What this task involves: Check each line of the data, and copy those where "text" appears.

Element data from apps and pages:
Content starts
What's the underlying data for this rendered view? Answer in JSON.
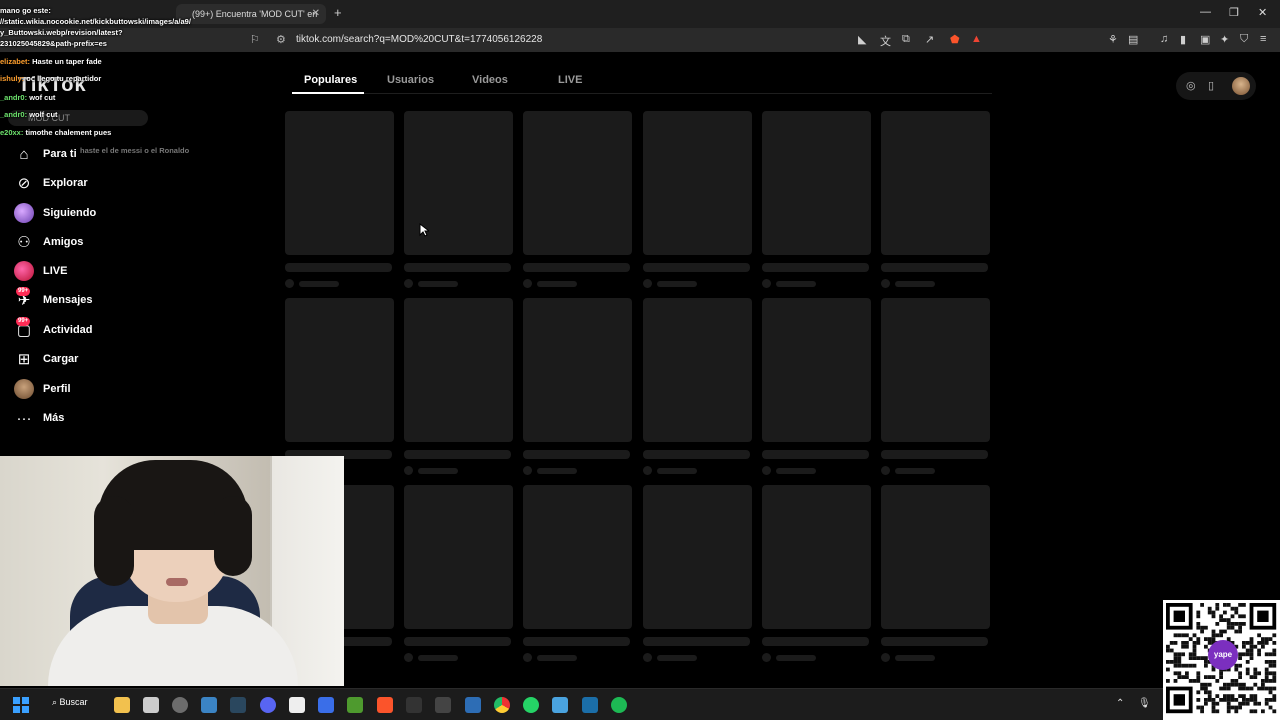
{
  "browser": {
    "tabs": [
      {
        "label": "(99+) Encuentra 'MOD CUT' en T...",
        "active": true
      }
    ],
    "url": "tiktok.com/search?q=MOD%20CUT&t=1774056126228",
    "chrome_icons": [
      "bookmark-icon",
      "site-info-icon"
    ],
    "extension_icons": [
      "reader-icon",
      "translate-icon",
      "screenshot-icon",
      "share-icon",
      "brave-shield-icon",
      "brave-rewards-icon",
      "extensions-icon",
      "sidebar-icon",
      "media-icon",
      "panel-icon",
      "wallet-icon",
      "leo-icon",
      "vpn-icon",
      "menu-icon"
    ]
  },
  "chat": [
    {
      "user": "",
      "text": "mano go este:",
      "color": "#fff"
    },
    {
      "user": "",
      "text": "//static.wikia.nocookie.net/kickbuttowski/images/a/a9/",
      "color": "#fff"
    },
    {
      "user": "",
      "text": "y_Buttowski.webp/revision/latest?",
      "color": "#fff"
    },
    {
      "user": "",
      "text": "231025045829&path-prefix=es",
      "color": "#fff"
    },
    {
      "user": "elizabet:",
      "text": "Haste un taper fade",
      "color": "#ff9f2d"
    },
    {
      "user": "ishuly:",
      "text": "oc llego tu repartidor",
      "color": "#ff9f2d"
    },
    {
      "user": "_andr0:",
      "text": "wof cut",
      "color": "#6de36d"
    },
    {
      "user": "_andr0:",
      "text": "wolf cut",
      "color": "#6de36d"
    },
    {
      "user": "e20xx:",
      "text": "timothe chalement pues",
      "color": "#6de36d"
    },
    {
      "user": "",
      "text": "haste el de messi o el Ronaldo",
      "color": "#777"
    }
  ],
  "tiktok": {
    "logo": "TikTok",
    "search_placeholder": "MOD CUT",
    "nav": [
      {
        "label": "Para ti",
        "icon": "home-icon"
      },
      {
        "label": "Explorar",
        "icon": "compass-icon"
      },
      {
        "label": "Siguiendo",
        "icon": "following-avatar-icon"
      },
      {
        "label": "Amigos",
        "icon": "friends-icon"
      },
      {
        "label": "LIVE",
        "icon": "live-icon"
      },
      {
        "label": "Mensajes",
        "icon": "messages-icon",
        "badge": "99+"
      },
      {
        "label": "Actividad",
        "icon": "activity-icon",
        "badge": "99+"
      },
      {
        "label": "Cargar",
        "icon": "upload-icon"
      },
      {
        "label": "Perfil",
        "icon": "profile-avatar-icon"
      },
      {
        "label": "Más",
        "icon": "more-icon"
      }
    ],
    "search_tabs": [
      {
        "label": "Populares",
        "active": true
      },
      {
        "label": "Usuarios",
        "active": false
      },
      {
        "label": "Videos",
        "active": false
      },
      {
        "label": "LIVE",
        "active": false
      }
    ],
    "top_right_icons": [
      "coin-icon",
      "phone-icon",
      "user-avatar-icon"
    ],
    "results_loading": true,
    "skeleton_rows": 3,
    "skeleton_cols": 6
  },
  "taskbar": {
    "search_label": "Buscar",
    "apps": [
      "file-explorer-icon",
      "store-icon",
      "apps-icon",
      "chat-icon",
      "steam-icon",
      "discord-icon",
      "capcut-icon",
      "blue-app-icon",
      "minecraft-icon",
      "brave-icon",
      "epic-games-icon",
      "obs-icon",
      "calculator-icon",
      "chrome-icon",
      "whatsapp-icon",
      "notepad-icon",
      "steam-icon",
      "spotify-icon"
    ],
    "tray": [
      "chevron-up-icon",
      "microphone-icon"
    ]
  },
  "overlay": {
    "qr_brand": "yape"
  },
  "colors": {
    "accent": "#fe2c55",
    "background": "#000000",
    "skeleton": "#1b1b1b"
  }
}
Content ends
Written response:
      "text": "mano go este:",
      "text": "//static.wikia.nocookie.net/kickbuttowski/images/a/a9/",
      "text": "y_Buttowski.webp/revision/latest?",
      "text": "231025045829&path-prefix=es",
      "text": "Haste un taper fade",
      "text": "oc llego tu repartidor",
      "text": "wof cut",
      "text": "wolf cut",
      "text": "timothe chalement pues",
      "text": "haste el de messi o el Ronaldo",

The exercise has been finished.